Recent pivotal historical events such as the fall of the Berlin wall coupled with the advent of the internet have contributed to increasing the public awareness of these units and to a re-evaluation of their activities. For the first time some effort has been made to understand their motives for allying themselves with the Germans in the fight against Soviet oppression.

AHF: How have you handled the numerous claims and counterclaims about war crimes committed by Ukrainian manned units in your research?

Melnyk: During the course of my research I encountered numerous allegations of war crimes against the Galician Division. As a result of my research, I felt that there was insufficient evidence to satisfactorily maintain any of them. That is not to say that men did not serve in the Galician Division at some point who may have committed war crimes, but I have found no substantive evidence to date which proves beyond all reasonable doubt that anyone committed a war crimes whilst serving in the Galician Division.

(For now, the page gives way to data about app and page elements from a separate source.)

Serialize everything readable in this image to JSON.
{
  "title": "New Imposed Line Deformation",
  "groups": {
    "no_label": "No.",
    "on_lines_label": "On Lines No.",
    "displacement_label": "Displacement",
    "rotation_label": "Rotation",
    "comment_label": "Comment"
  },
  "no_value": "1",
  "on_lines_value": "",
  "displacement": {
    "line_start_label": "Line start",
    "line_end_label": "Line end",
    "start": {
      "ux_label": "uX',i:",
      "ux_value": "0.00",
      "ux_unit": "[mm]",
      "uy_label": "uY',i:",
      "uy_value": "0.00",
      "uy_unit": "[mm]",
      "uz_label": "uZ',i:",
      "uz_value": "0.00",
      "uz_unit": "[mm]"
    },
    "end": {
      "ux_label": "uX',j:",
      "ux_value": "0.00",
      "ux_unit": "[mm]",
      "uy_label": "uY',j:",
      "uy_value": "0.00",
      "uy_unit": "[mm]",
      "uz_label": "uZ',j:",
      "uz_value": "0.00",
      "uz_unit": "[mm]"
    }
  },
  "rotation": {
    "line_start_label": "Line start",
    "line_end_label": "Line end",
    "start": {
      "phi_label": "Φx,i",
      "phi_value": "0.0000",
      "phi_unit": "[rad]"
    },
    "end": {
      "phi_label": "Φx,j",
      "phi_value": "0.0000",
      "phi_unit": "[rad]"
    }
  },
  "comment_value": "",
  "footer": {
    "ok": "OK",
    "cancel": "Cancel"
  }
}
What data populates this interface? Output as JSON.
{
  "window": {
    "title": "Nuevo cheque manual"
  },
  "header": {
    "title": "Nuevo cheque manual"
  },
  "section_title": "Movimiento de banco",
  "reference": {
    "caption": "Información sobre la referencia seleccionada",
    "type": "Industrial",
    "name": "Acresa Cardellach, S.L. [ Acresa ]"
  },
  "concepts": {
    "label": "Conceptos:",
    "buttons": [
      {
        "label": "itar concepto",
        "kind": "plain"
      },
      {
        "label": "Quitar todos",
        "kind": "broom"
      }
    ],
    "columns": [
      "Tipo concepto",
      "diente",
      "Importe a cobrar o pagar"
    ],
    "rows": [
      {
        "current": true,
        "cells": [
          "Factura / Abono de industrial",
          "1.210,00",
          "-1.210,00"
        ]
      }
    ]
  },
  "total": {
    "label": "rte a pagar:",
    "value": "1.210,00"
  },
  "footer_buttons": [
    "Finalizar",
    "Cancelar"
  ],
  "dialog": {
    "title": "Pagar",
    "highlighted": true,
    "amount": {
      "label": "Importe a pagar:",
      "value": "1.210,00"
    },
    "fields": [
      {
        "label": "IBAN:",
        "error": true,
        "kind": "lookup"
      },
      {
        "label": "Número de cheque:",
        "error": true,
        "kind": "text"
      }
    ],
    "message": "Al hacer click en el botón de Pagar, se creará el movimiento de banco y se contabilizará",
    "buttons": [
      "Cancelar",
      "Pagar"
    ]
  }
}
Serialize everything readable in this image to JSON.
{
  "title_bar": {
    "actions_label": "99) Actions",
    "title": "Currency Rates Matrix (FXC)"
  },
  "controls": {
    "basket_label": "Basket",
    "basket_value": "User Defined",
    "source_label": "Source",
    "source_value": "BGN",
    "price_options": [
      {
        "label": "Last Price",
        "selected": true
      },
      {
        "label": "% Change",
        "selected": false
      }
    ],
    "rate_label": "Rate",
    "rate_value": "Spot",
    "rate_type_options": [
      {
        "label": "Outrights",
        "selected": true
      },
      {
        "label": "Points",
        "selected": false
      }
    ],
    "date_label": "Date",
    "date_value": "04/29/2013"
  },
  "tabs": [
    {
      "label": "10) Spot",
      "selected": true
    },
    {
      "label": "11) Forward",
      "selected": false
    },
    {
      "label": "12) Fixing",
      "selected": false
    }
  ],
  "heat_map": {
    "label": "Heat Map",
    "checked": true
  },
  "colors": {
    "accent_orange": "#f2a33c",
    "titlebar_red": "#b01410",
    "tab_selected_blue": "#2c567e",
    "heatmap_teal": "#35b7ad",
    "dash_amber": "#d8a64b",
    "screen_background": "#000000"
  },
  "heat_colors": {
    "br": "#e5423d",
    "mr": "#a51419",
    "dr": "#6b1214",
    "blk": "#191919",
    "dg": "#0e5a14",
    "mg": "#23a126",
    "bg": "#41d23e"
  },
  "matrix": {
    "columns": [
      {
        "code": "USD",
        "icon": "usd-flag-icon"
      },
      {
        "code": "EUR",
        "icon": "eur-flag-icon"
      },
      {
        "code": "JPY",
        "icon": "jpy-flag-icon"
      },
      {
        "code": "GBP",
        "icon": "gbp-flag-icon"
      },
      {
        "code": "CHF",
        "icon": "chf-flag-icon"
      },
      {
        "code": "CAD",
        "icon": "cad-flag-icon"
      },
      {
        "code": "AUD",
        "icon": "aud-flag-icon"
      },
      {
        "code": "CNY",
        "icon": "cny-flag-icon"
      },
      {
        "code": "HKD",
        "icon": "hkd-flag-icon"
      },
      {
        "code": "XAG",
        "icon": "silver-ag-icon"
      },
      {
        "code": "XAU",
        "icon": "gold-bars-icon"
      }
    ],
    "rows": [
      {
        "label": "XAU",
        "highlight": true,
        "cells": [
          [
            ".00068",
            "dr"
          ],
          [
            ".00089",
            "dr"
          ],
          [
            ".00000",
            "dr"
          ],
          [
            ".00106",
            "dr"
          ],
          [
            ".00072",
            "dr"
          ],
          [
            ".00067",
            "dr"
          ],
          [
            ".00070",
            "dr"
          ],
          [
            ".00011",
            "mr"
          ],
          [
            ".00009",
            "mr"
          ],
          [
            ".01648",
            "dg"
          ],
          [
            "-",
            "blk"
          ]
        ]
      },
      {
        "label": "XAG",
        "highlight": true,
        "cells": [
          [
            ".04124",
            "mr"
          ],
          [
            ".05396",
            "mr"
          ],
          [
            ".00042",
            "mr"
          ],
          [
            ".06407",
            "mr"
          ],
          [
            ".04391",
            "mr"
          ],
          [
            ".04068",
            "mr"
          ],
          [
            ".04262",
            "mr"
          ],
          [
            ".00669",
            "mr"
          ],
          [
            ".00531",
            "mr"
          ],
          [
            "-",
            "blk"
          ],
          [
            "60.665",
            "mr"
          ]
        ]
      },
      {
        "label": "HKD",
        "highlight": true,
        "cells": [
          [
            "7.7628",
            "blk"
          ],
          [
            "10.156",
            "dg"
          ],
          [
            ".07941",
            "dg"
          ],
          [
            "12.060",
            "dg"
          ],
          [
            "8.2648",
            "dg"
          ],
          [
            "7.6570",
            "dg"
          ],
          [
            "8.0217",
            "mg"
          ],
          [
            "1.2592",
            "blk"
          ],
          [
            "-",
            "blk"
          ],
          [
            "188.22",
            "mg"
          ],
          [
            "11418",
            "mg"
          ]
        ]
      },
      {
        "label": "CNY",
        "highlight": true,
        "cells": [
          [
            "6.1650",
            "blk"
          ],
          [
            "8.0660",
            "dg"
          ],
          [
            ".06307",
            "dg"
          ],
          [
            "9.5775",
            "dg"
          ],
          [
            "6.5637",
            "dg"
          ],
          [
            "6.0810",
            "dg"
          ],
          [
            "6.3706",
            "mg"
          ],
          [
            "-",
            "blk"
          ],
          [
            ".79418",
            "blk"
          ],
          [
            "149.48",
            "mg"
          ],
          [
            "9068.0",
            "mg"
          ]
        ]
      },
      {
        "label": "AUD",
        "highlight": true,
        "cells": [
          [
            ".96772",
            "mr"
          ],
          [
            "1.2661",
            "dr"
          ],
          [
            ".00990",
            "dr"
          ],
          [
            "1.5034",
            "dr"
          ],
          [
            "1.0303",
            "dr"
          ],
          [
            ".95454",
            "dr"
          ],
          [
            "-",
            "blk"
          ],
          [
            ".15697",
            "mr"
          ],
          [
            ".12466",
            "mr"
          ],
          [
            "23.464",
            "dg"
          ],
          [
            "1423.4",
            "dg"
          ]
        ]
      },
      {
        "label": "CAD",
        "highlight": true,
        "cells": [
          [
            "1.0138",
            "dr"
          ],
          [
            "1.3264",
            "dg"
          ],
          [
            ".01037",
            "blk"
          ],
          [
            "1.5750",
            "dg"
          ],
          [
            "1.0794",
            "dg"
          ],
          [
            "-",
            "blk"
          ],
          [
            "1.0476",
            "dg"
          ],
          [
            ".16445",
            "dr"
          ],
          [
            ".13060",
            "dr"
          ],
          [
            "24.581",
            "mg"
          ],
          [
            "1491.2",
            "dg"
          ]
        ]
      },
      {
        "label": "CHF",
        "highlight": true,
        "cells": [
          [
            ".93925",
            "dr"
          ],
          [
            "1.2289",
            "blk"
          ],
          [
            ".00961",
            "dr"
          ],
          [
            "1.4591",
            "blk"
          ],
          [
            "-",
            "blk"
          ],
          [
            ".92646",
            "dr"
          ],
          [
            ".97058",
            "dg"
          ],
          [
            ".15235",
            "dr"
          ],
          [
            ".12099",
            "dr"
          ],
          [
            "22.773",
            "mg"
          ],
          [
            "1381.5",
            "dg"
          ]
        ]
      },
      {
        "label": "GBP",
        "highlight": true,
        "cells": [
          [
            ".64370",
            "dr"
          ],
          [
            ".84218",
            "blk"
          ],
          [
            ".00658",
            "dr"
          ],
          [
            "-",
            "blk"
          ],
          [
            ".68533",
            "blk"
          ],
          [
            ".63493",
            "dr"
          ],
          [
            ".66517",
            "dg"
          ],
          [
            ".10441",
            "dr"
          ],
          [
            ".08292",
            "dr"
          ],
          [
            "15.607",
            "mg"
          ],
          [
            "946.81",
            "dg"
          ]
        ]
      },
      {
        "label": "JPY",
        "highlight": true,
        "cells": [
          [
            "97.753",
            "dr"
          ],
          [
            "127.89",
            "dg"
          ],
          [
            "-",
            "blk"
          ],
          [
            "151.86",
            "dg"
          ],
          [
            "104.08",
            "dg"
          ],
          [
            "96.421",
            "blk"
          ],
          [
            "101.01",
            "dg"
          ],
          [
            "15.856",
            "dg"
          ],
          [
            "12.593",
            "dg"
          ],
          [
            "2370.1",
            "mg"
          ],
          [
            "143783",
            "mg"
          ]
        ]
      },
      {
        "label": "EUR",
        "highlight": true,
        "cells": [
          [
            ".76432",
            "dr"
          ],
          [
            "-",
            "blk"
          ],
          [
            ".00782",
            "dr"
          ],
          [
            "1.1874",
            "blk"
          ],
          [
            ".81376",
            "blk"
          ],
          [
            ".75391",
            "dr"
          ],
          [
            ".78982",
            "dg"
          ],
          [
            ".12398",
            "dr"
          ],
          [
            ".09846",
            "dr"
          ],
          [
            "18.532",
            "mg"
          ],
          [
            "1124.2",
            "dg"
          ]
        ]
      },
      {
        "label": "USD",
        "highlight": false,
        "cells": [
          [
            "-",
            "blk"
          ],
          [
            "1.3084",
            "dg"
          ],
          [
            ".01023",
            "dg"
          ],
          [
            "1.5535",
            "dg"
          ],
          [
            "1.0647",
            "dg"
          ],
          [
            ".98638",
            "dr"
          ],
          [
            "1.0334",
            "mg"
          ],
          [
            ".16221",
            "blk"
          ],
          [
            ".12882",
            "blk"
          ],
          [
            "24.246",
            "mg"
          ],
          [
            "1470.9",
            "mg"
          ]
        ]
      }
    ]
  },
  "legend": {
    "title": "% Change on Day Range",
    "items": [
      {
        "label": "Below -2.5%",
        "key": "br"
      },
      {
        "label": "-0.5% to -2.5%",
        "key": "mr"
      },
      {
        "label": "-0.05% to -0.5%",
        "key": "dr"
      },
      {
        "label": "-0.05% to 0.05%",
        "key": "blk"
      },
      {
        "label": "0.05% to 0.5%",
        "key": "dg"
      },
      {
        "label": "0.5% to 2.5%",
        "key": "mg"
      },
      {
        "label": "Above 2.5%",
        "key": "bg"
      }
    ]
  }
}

As a rule I always rely on the ‘rules of evidence’ when presenting information -  that is to say all evidence must have a verifiable and documented source and that this in turn should be available for scrutiny or cross examination by all interested parties.   If it does not fulfil that criteria, it must remain speculation. Clearly the war crimes unit here in the UK shares my view as they recently told me “To date here is no substantive evidence  which has been thus far  produced that is sufficient to cause the extradition of any Ukrainian living in the UK to stand trial for any alleged war crimes committed whilst serving with the Galician Division.”
Occassionally I try and publically refute accusations based on the evidence I have, but more often than not I find those who make the allegations are unwilling or unable to debate the matter without resorting to blanket generalities or referring to secondary (ie; subjective) witness statements.